b. 21 Nov. 1726, 1st s. of Joseph Burrow, collector of customs, Whitehaven, Cumb. by w. Ann Bodle of Brigham, Cumb. m. (1) July 1756, Anne (d.1796), da. of Thomas Broadley of Ferriby and Kingston-upon-Hull, Yorks., 1s. 2da.; (2) Margaret.1 suc. fa. 1775.
Collector of customs, Kingston-upon-Hull by 1756-66, Glasgow in 1774; surveyor-gen. of customs c.1790-6.
Burrow’s family rose from obscurity to a modest substance in 18th-century Cumberland. Like his father, who ended his career as collector in the port of London, he entered the customs service. Found guilty of great irregularities, he lost the collectorship of Hull in 1766, but in 1774, when he dedicated an elegantly printed and thoroughly researched New and Compleat Book of Rates to Lord North, he was collector at Glasgow.
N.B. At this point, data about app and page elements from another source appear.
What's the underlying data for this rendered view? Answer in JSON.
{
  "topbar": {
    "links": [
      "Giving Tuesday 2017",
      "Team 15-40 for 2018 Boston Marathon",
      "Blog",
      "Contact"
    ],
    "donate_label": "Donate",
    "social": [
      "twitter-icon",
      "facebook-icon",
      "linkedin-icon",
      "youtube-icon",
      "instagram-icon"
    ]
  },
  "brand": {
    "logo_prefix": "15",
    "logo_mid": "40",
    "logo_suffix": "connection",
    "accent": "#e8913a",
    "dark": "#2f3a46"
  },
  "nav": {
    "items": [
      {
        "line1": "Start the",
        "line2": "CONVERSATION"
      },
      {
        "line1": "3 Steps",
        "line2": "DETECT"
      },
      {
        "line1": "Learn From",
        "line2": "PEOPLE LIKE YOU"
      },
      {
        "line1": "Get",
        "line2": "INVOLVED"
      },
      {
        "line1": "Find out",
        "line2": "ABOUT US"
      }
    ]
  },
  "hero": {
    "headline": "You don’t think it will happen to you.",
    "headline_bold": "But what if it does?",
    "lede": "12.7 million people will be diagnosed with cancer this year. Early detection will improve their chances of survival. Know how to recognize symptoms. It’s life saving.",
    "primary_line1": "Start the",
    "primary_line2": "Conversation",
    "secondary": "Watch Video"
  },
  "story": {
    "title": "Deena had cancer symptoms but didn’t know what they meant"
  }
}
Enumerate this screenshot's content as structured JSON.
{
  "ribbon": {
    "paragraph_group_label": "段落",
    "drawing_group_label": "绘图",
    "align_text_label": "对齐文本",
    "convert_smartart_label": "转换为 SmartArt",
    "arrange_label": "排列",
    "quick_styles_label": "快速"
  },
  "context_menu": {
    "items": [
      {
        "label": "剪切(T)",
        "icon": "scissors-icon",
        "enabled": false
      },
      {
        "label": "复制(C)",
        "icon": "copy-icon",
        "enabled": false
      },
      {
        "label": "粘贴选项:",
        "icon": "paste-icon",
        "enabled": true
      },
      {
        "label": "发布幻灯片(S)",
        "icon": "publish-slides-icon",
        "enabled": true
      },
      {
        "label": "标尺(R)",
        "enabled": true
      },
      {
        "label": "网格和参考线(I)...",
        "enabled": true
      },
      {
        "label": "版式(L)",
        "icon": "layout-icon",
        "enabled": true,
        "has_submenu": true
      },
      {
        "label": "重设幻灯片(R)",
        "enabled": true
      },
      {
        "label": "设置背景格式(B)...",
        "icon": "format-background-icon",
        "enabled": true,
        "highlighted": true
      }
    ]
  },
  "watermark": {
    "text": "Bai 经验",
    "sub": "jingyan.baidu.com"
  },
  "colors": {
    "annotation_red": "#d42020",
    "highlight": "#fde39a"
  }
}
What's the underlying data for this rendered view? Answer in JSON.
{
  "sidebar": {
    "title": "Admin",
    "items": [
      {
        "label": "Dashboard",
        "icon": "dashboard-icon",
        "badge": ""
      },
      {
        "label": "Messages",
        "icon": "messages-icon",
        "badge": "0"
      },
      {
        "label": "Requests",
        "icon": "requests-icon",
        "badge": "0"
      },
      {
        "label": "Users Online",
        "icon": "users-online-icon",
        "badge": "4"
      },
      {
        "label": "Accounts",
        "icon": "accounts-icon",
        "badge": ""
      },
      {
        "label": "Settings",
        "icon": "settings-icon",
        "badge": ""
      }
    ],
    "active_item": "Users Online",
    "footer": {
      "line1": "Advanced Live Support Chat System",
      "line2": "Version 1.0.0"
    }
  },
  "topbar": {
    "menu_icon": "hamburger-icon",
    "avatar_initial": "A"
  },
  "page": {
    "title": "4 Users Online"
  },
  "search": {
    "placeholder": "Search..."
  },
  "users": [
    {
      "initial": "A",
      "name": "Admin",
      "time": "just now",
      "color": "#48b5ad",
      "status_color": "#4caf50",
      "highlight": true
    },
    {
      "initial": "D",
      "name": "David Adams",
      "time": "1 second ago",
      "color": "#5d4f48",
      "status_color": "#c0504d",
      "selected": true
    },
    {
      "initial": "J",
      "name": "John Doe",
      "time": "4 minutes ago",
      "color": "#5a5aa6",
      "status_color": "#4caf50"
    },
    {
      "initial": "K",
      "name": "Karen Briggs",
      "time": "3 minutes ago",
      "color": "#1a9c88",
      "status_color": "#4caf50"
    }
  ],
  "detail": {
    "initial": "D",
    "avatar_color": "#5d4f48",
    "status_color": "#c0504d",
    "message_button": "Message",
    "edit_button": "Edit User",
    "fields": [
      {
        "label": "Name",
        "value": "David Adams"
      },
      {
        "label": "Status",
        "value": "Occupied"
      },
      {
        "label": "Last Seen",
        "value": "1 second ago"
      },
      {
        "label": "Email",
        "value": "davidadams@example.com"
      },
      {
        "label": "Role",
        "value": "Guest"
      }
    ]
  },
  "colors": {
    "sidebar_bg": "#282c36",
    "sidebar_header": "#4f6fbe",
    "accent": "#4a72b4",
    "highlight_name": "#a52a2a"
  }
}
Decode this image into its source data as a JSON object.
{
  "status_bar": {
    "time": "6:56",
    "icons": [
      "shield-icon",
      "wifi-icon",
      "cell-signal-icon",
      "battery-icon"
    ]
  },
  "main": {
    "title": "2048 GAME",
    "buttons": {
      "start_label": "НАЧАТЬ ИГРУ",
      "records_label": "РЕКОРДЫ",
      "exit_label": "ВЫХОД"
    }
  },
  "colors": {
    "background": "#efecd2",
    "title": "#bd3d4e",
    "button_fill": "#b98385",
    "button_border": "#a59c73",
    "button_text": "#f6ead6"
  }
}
Although he informed Pitt in 1799 that he had lost money on the book because of changes in the customs duties, it may have helped re-establish his reputation, for about 1790 he became one of four surveyors-general resident in London, an office which he transferred to his son-in-law, Rochfort Grange, when he was elected for Cockermouth in 1796 on the interest of James, 1st Earl of Lonsdale.2
Little is known of his relations with Lonsdale but, like Edward Knubley and James Clarke Satterthwaite, he appears to have been one of those Cumbrians of humble origin whom Lonsdale chose to ensure that his wishes were blindly followed in the House. He voted with government on the assessed taxes increase bill, 4 Jan. 1798, and spoke briefly in debate on at least three occasions in 1798 and 1799.3
Burrow died early in December 1800. His will was made on 3 Dec. and a new writ was ordered for Cockermouth on 17 Dec.
Ref Volumes: 1790-1820
Author: J. M. Collinge
J. R. E. Borron, ‘The Burroughs of Carleton Hall’, Trans. Cumb. and Westmld. Antiq. and Arch. Soc. n.s. lxix. 179-204.